In the first half of 2013, the Bullitt, Wilburforce and Brainerd Foundations combined to assess the technology needs of their grantees, as well as the technical service providers available to address those needs. The result is a resource aiming to:
  • Raise awareness in the nonprofit community of consistent problems and potential solutions
  • Give grantmakers and IT vendors better information on how to adjust their support/service to meet the identified needs
  • Provide some common sense starting points for decision-makers to find the tech assistance that fits their circumstance

The intent of this resource is to provide information and foster connections between nonprofits and technology providers.

Nonprofit organizations require an array of technical building-blocks to accomplish their mission work. Whether physical computers, cloud services, or user training, all have a price-tag and a degree of mission efficacy. Technology can be expensive, so making smart decisions has a direct impact on the bottom-line of your group, as well as what you’re able to accomplish. This resource gives you some simple tools to help you make better IT choices.

First, we surveyed over 100 regional nonprofits about how they are using technology. The results provide a view of how groups are tackling (or not) their technical challenges. We will gather responses annually so trends, gaps and duplication in the regional IT infrastructure can be identified, if not addressed directly.

Secondly, we’re forming a list of technical service providers – their core expertise, experience, contact info, etc – so that nonprofits and grantmakers have a ready reference when choosing IT vendors. This is not a tightly curated list, but contains a few hundred options to evaluate. The goal is to improve the the underlying information so that more suitable decisions can be made.

Finally, in an effort to provide a launchpad for tackling technology problems big and small, we offer an online sounding board for all IT issues facing you and your organization. This simple system, which is accessed by clicking the “Questions” tab on the left side of this page, allows you to describe technical problems you face, and offers a basic direction on how to approach a resolution. Small difficulties – particularly ones that are consistent across the sector – might receive a complete fix via email. More common will be advice to “consider talking to these three service providers.” By collecting technical problems in one place, we not only have a mechanism for dispatching help options, but we also learn more about the immediate needs of the greater community, which is useful information to grantmakers and providers.

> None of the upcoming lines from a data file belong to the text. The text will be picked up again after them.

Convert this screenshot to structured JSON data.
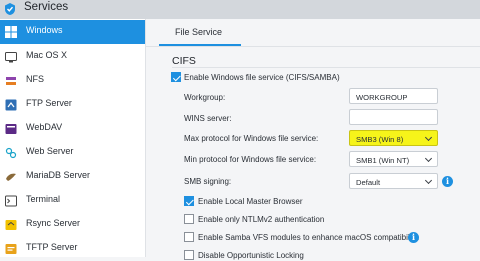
{
  "window": {
    "title": "Services"
  },
  "colors": {
    "accent": "#1e90e0",
    "highlight": "#f6f41a"
  },
  "sidebar": {
    "items": [
      {
        "label": "Windows",
        "icon": "windows-icon",
        "active": true
      },
      {
        "label": "Mac OS X",
        "icon": "apple-icon",
        "active": false
      },
      {
        "label": "NFS",
        "icon": "nfs-icon",
        "active": false
      },
      {
        "label": "FTP Server",
        "icon": "ftp-icon",
        "active": false
      },
      {
        "label": "WebDAV",
        "icon": "webdav-icon",
        "active": false
      },
      {
        "label": "Web Server",
        "icon": "web-server-icon",
        "active": false
      },
      {
        "label": "MariaDB Server",
        "icon": "database-icon",
        "active": false
      },
      {
        "label": "Terminal",
        "icon": "terminal-icon",
        "active": false
      },
      {
        "label": "Rsync Server",
        "icon": "rsync-icon",
        "active": false
      },
      {
        "label": "TFTP Server",
        "icon": "tftp-icon",
        "active": false
      }
    ]
  },
  "main": {
    "tab": "File Service",
    "section": "CIFS",
    "enable_label": "Enable Windows file service (CIFS/SAMBA)",
    "enable_checked": true,
    "workgroup": {
      "label": "Workgroup:",
      "value": "WORKGROUP"
    },
    "wins": {
      "label": "WINS server:",
      "value": ""
    },
    "max_protocol": {
      "label": "Max protocol for Windows file service:",
      "value": "SMB3 (Win 8)"
    },
    "min_protocol": {
      "label": "Min protocol for Windows file service:",
      "value": "SMB1 (Win NT)"
    },
    "signing": {
      "label": "SMB signing:",
      "value": "Default"
    },
    "options": [
      {
        "label": "Enable Local Master Browser",
        "checked": true
      },
      {
        "label": "Enable only NTLMv2 authentication",
        "checked": false
      },
      {
        "label": "Enable Samba VFS modules to enhance macOS compatibility.",
        "checked": false
      },
      {
        "label": "Disable Opportunistic Locking",
        "checked": false
      }
    ]
  }
}
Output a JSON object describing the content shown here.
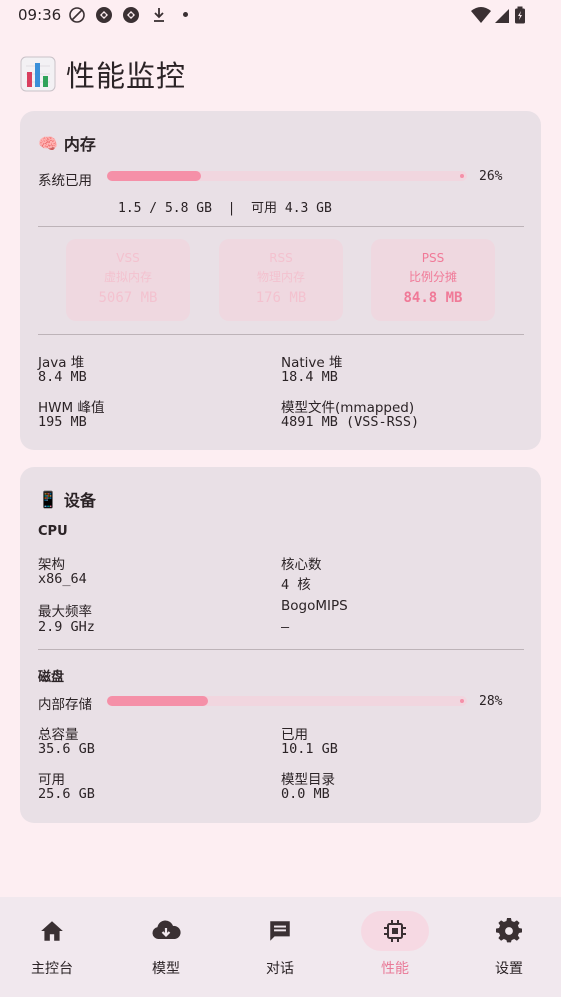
{
  "status_bar": {
    "time": "09:36",
    "icons": [
      "no-data-icon",
      "sync-icon",
      "sync-icon",
      "download-icon",
      "dot-icon",
      "wifi-icon",
      "signal-icon",
      "battery-icon"
    ]
  },
  "page": {
    "title_icon": "bar-chart-icon",
    "title": "性能监控"
  },
  "memory": {
    "emoji": "🧠",
    "title": "内存",
    "system_used_label": "系统已用",
    "system_used_fraction": 0.26,
    "system_used_pct": "26%",
    "usage_text": "1.5 / 5.8 GB  |  可用 4.3 GB",
    "chips": [
      {
        "key": "VSS",
        "name": "虚拟内存",
        "value": "5067 MB",
        "active": false
      },
      {
        "key": "RSS",
        "name": "物理内存",
        "value": "176 MB",
        "active": false
      },
      {
        "key": "PSS",
        "name": "比例分摊",
        "value": "84.8 MB",
        "active": true
      }
    ],
    "stats": {
      "java_heap_label": "Java 堆",
      "java_heap_value": "8.4 MB",
      "native_heap_label": "Native 堆",
      "native_heap_value": "18.4 MB",
      "hwm_label": "HWM 峰值",
      "hwm_value": "195 MB",
      "model_file_label": "模型文件(mmapped)",
      "model_file_value": "4891 MB (VSS-RSS)"
    }
  },
  "device": {
    "emoji": "📱",
    "title": "设备",
    "cpu_title": "CPU",
    "arch_label": "架构",
    "arch_value": "x86_64",
    "cores_label": "核心数",
    "cores_value": "4 核",
    "max_freq_label": "最大频率",
    "max_freq_value": "2.9 GHz",
    "bogomips_label": "BogoMIPS",
    "bogomips_value": "—",
    "disk_title": "磁盘",
    "internal_storage_label": "内部存储",
    "internal_storage_fraction": 0.28,
    "internal_storage_pct": "28%",
    "total_label": "总容量",
    "total_value": "35.6 GB",
    "used_label": "已用",
    "used_value": "10.1 GB",
    "available_label": "可用",
    "available_value": "25.6 GB",
    "model_dir_label": "模型目录",
    "model_dir_value": "0.0 MB"
  },
  "nav": {
    "items": [
      {
        "label": "主控台",
        "icon": "home-icon",
        "active": false
      },
      {
        "label": "模型",
        "icon": "cloud-download-icon",
        "active": false
      },
      {
        "label": "对话",
        "icon": "chat-icon",
        "active": false
      },
      {
        "label": "性能",
        "icon": "chip-icon",
        "active": true
      },
      {
        "label": "设置",
        "icon": "gear-icon",
        "active": false
      }
    ]
  },
  "colors": {
    "background": "#fdeef2",
    "card": "#e9e0e6",
    "accent": "#f590a8",
    "accent_text": "#e97a98"
  }
}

Byproducts of the system will be frequently asked questions/answers and periodic public reporting.